Eight Bells singer, guitarist and driving force Melynda Jackson spent fifteen years or so toiling in the trenches with Subarachnoid Space – a chunk of that at a time when the world really didn’t give much of a fig for weird, sprawling, psychedelic metal.

While her third album with Eight Bells mightn’t be an easy pill to swallow – it’s challenging, and hardly projects endless, beaming happiness – you’d hope that people are perhaps a bit more receptive to the music she’s making thanks to a ubiquity of bands claiming to be ‘progressive’ or ‘experimental’. If they’re not then, well, that’s just a rotten shame, because Legacy Of Ruin is nothing short of majestic – a towering, deeply involved landscape unto itself that brims over with ideas and intrigue.

True, there might be a certain degree of familiarity to be found within the individual elements – doom, sludge, black metal, psych and prog all play their respective parts – but the album’s strength goes far beyond the ability to combine genres using seamless joins. Instead it speaks more to a certain unusual mindset – one that can draw on Death or Emperor while also sanely citing Brian Eno and Steve Reich as influences.

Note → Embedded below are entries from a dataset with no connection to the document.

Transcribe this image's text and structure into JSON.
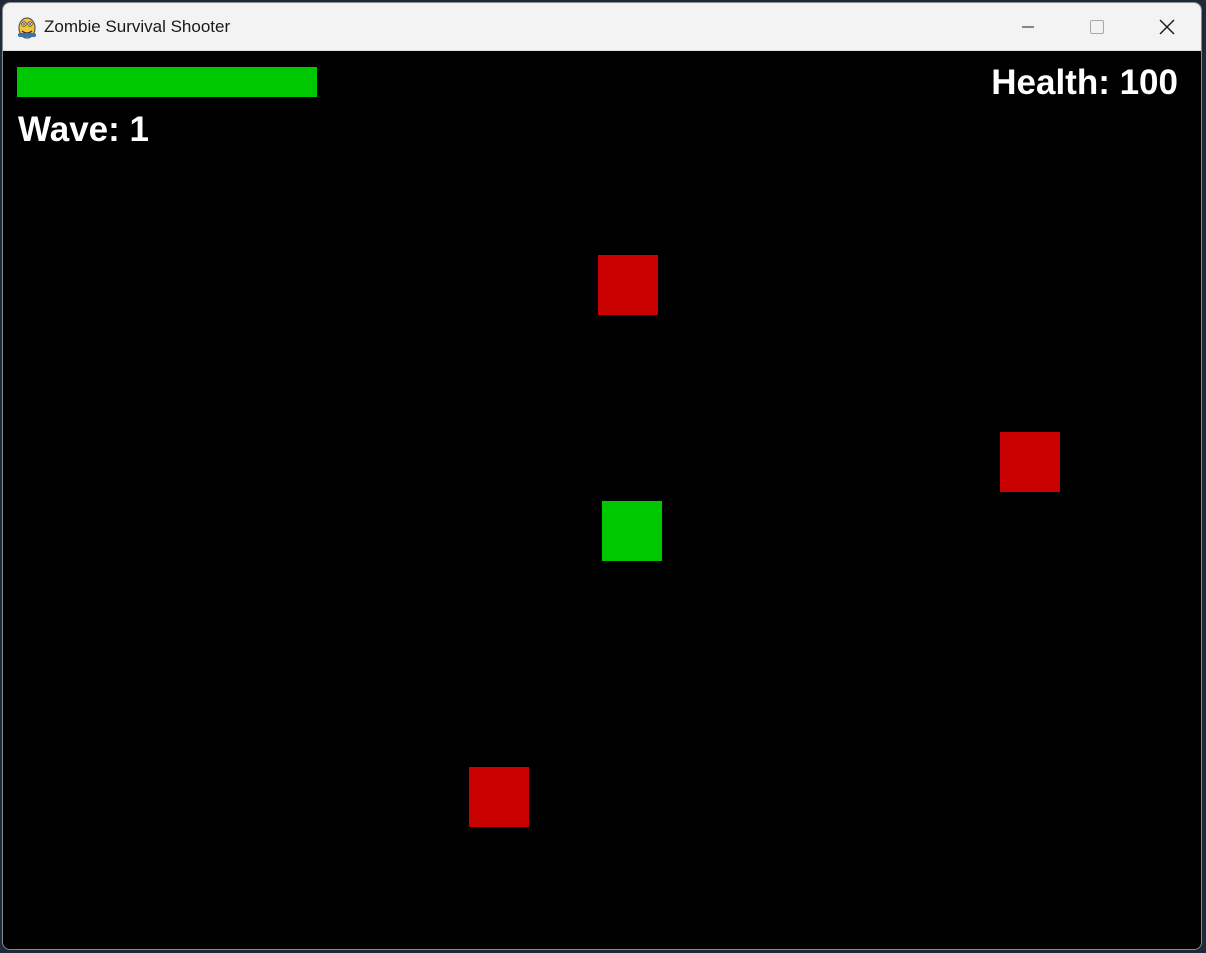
{
  "window": {
    "title": "Zombie Survival Shooter",
    "app_icon": "pygame-snake-icon",
    "controls": [
      "minimize-icon",
      "maximize-icon",
      "close-icon"
    ]
  },
  "hud": {
    "health_bar": {
      "fraction": 1.0,
      "color": "#00c800"
    },
    "wave_text": "Wave: 1",
    "health_text": "Health: 100"
  },
  "entities": {
    "player_color": "#00c800",
    "zombie_color": "#c80000",
    "zombie_count": 3
  }
}
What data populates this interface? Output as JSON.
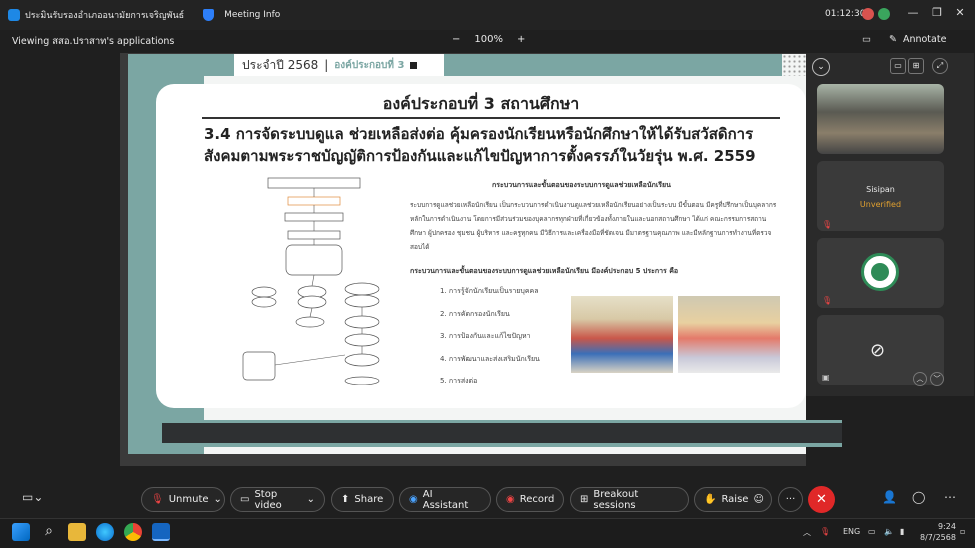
{
  "titlebar": {
    "title": "ประมินรับรองอำเภออนามัยการเจริญพันธ์",
    "meeting_info": "Meeting Info",
    "timer": "01:12:30"
  },
  "share": {
    "viewing": "Viewing สสอ.ปราสาท's applications",
    "zoom": "100%",
    "zoom_out": "−",
    "zoom_in": "+",
    "annotate": "Annotate"
  },
  "slide": {
    "tab_year": "ประจำปี 2568",
    "tab_component": "องค์ประกอบที่ 3",
    "title": "องค์ประกอบที่ 3 สถานศึกษา",
    "heading": "3.4 การจัดระบบดูแล ช่วยเหลือส่งต่อ คุ้มครองนักเรียนหรือนักศึกษาให้ได้รับสวัสดิการสังคมตามพระราชบัญญัติการป้องกันและแก้ไขปัญหาการตั้งครรภ์ในวัยรุ่น พ.ศ. 2559",
    "sub1": "กระบวนการและขั้นตอนของระบบการดูแลช่วยเหลือนักเรียน",
    "paragraph": "ระบบการดูแลช่วยเหลือนักเรียน เป็นกระบวนการดำเนินงานดูแลช่วยเหลือนักเรียนอย่างเป็นระบบ มีขั้นตอน มีครูที่ปรึกษาเป็นบุคลากรหลักในการดำเนินงาน โดยการมีส่วนร่วมของบุคลากรทุกฝ่ายที่เกี่ยวข้องทั้งภายในและนอกสถานศึกษา ได้แก่ คณะกรรมการสถานศึกษา ผู้ปกครอง ชุมชน ผู้บริหาร และครูทุกคน มีวิธีการและเครื่องมือที่ชัดเจน มีมาตรฐานคุณภาพ และมีหลักฐานการทำงานที่ตรวจสอบได้",
    "sub2": "กระบวนการและขั้นตอนของระบบการดูแลช่วยเหลือนักเรียน มีองค์ประกอบ 5 ประการ คือ",
    "items": [
      "1. การรู้จักนักเรียนเป็นรายบุคคล",
      "2. การคัดกรองนักเรียน",
      "3. การป้องกันและแก้ไขปัญหา",
      "4. การพัฒนาและส่งเสริมนักเรียน",
      "5. การส่งต่อ"
    ]
  },
  "participants": [
    {
      "name": "Sisipan",
      "status": "Unverified"
    }
  ],
  "toolbar": {
    "unmute": "Unmute",
    "stop_video": "Stop video",
    "share": "Share",
    "ai": "AI Assistant",
    "record": "Record",
    "breakout": "Breakout sessions",
    "raise": "Raise",
    "more": "···"
  },
  "taskbar": {
    "lang": "ENG",
    "time": "9:24",
    "date": "8/7/2568"
  }
}
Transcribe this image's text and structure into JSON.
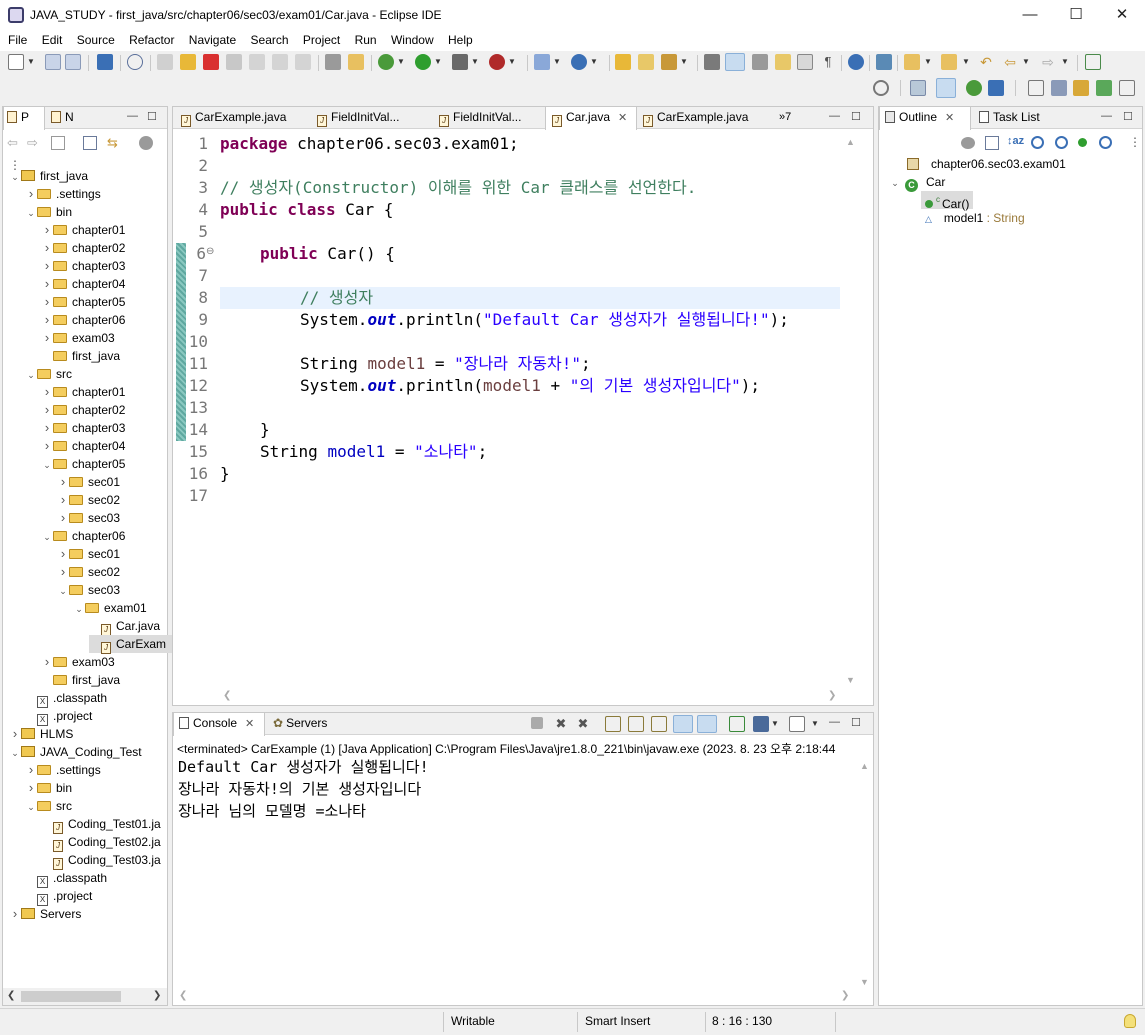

Oakland lifers Neurosis are an obvious point of reference when it comes to a similar of spirit and vision, but perhaps more apt is the psychically (and occasionally physically) linked web of bands that has included Ludicra, Ails, Hammers Of Misfortune, Asunder and Amber Asylum – acts that might theoretically operate within one genre or another but are actually working out their own strange, individualistic blueprints.

Recorded against a backdrop of wildfires, power outages, political cruelty and social unrest, it’s unsurprising that Legacy Of Ruin might feel apocalyptic and drained of hope. There’s anger here and much sadness, and this is reflected whether the trio are fashioning huge, storm-battered crags of riff, going off full tilt with tremolo-picked ice blasts or gazing quietly inwards with twining, near-choral vocal harmonies.

If the themes of societal and environmental collapse mean things are as heavy thematically as they are sonically, though, it’s not all doom and gloom. For all the white-hot rage and exasperated disbelief, pale shoots of hope can also be found fighting their way up towards the distant sunlight. Admittedly it’s not much to cling to given the current state of things – akin almost to the glinting, knifeblade-thin sense of succour Cormac McCarthy slips between your ribs you at the end of The Road – but it is, at least, something.